Sunday night was the first in a week that I didn’t have to give anyone medicine in the middle of the night, or put someone in a lukewarm bath to get a temperature down.
I felt a sense of relief, finally, and my mind started wandering outside my little world and then I suddenly became intensely aware of what day it was, and more importantly, what day Monday was.
Several weeks ago, we had made plans for a short trip during the kids’ spring break. We scheduled it way before the stomach virus and pneumonia when we didn’t know how tired and behind we would be when it rolled around.
So Sunday night, I realized that Monday, Monday was the first day of spring break. The day we were supposed to leave. I had given this trip no thought whatsoever, but I hated to cancel it, because the kids were feeling better. We were feeling better. Everyone needed desperately to get out of the hot germ-bed our house had become and do something fun.
As badly as I wanted to sleep in that next morning, I got up early and I did work-work and house-work, going as fast as I possibly could go. I washed dishes, and washed clothes, and sent emails, and approved ads, and cleaned out the car, and packed clothes, and vacuumed, and I also sanitized a good portion of my germ-infested house.
I did it all in four hours and 37 minutes. I’m pretty sure that’s a record.
When I finished, I was frazzled. I had tension-tightness in my chest, and I was a little shaky because even though I had remembered to tend to even the smallest details in my trip preparations, I had completely forgotten to eat. By then, I wasn’t sure anymore if the fun we might have was worth the aggravation.
It took two hours–the length of the trip–for me to begin to decompress.
Then we got there.
From the car, the sun drew me onto the porch before even taking our bags inside. It was so much warmer than it should be on April second. I looked around, I mean really looked, and I noticed that… it was green. Beautiful, bright, first-of-spring, full-of-life green. Somehow, I had missed that during the drive.
But when I scanned the horizon, for the first time ever, that was when I saw the brush strokes. They were clear as day.
The contours of the mountains looked like they’d been pat, pat, patted, down to the valley with a two inch brush loaded with sap green and a touch of cad yellow.
Happy little trees were everywhere, and the meadows rolled lazily in the foreground. White dogwoods popped against that new green and the cherry blossoms were pink and full.
There was a hint of pthalo blue in that bright sky and happy little clouds were floating all around.
I could hear Bob Ross with his near-whisper, comforting monotone narrating the scene before me. It was easy to hear, because the only other noise was the breeze.
After taking it all in, I sat in the sun for the longest time with my head back and my eyes closed and I concentrated on the sun — and sanity — seeping down into my skin. For the first time in three weeks, I did not feel stress.

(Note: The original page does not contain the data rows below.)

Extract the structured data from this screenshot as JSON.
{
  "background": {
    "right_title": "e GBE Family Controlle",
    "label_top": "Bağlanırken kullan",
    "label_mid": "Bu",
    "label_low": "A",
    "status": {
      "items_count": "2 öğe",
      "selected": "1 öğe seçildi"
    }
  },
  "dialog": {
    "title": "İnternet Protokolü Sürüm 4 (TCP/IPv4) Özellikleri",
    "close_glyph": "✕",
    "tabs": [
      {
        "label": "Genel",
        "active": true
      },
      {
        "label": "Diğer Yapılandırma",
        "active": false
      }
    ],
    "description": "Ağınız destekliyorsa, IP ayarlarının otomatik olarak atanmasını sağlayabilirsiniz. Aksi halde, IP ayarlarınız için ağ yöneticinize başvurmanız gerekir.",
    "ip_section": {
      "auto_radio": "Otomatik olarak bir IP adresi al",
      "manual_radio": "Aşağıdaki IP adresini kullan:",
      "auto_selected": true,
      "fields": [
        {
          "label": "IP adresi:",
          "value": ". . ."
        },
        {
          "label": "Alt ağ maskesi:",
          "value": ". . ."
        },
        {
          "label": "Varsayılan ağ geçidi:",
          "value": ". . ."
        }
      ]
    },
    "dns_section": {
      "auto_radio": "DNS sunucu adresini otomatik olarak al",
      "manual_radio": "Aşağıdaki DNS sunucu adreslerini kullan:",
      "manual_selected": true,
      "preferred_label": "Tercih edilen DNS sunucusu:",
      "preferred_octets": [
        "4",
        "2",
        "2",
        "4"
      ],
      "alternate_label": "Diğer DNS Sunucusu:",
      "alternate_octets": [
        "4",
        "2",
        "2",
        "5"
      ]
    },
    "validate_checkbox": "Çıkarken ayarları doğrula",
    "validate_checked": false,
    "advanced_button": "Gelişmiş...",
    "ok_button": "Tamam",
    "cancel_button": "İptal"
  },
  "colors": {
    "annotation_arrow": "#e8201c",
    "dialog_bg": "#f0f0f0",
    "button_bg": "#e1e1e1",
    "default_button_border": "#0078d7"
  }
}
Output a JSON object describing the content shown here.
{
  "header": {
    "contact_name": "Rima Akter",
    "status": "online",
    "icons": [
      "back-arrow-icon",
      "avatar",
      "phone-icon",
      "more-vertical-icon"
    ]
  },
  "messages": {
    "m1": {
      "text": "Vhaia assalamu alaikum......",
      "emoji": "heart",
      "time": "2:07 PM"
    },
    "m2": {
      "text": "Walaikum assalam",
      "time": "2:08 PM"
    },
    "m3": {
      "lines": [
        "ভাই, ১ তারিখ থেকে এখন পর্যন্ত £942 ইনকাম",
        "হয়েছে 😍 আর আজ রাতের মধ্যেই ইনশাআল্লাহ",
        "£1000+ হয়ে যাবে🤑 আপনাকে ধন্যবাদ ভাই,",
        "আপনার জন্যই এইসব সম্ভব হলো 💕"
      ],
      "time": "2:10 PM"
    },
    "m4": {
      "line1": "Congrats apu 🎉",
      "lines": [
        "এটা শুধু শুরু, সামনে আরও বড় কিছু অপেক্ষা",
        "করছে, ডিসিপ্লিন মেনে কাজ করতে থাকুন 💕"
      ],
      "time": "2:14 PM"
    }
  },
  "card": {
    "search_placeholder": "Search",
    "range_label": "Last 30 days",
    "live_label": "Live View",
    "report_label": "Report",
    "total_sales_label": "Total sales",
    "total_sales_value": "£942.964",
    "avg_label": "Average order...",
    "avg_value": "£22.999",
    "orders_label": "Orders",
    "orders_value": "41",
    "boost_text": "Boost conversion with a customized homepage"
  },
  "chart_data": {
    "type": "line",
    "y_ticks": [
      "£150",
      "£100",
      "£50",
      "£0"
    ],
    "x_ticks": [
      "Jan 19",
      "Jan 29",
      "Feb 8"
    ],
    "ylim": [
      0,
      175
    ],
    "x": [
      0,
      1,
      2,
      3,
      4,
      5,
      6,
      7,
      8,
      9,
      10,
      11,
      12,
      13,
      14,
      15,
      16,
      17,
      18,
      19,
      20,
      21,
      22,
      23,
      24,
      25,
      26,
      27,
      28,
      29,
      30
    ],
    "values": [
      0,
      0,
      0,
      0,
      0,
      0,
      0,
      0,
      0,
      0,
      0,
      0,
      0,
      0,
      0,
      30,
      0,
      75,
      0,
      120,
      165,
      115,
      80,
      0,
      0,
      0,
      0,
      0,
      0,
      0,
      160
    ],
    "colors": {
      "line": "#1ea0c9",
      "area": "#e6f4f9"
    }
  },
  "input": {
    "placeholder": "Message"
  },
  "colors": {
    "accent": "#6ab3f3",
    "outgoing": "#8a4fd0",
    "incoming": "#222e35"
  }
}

Sitting on a porch in a rocking chair at a cabin in a clearing, with the meadows and mountains and happy little trees and clouds, I realized that those Bob Ross paintings I dearly loved were about more than just the scenery. Somehow, he painted calm and peace and tranquility right into every piece of his artwork. And that, that was what I had found. That was what I was sitting there soaking in. I’m sure that is why Daddy so loved his Sunday scenery-searching road trips. I had probably never seen it before, not because it wasn’t there, but because I hadn’t really needed it.
I wish I could’ve stayed longer. When it was time to leave, I still wasn’t quite ready to return to normal life–my everyday hustle-bustle craziness, but it was mostly because I was just enjoying the trip so much. Maybe–at least for a little while–it won’t be quite as topsy turvy as the last three weeks. But the next time things go upside down, I am going to try my best to remember that place. More than anything, though, I hope I’ll be able to remember what it felt like.
And I hope I can feel it again.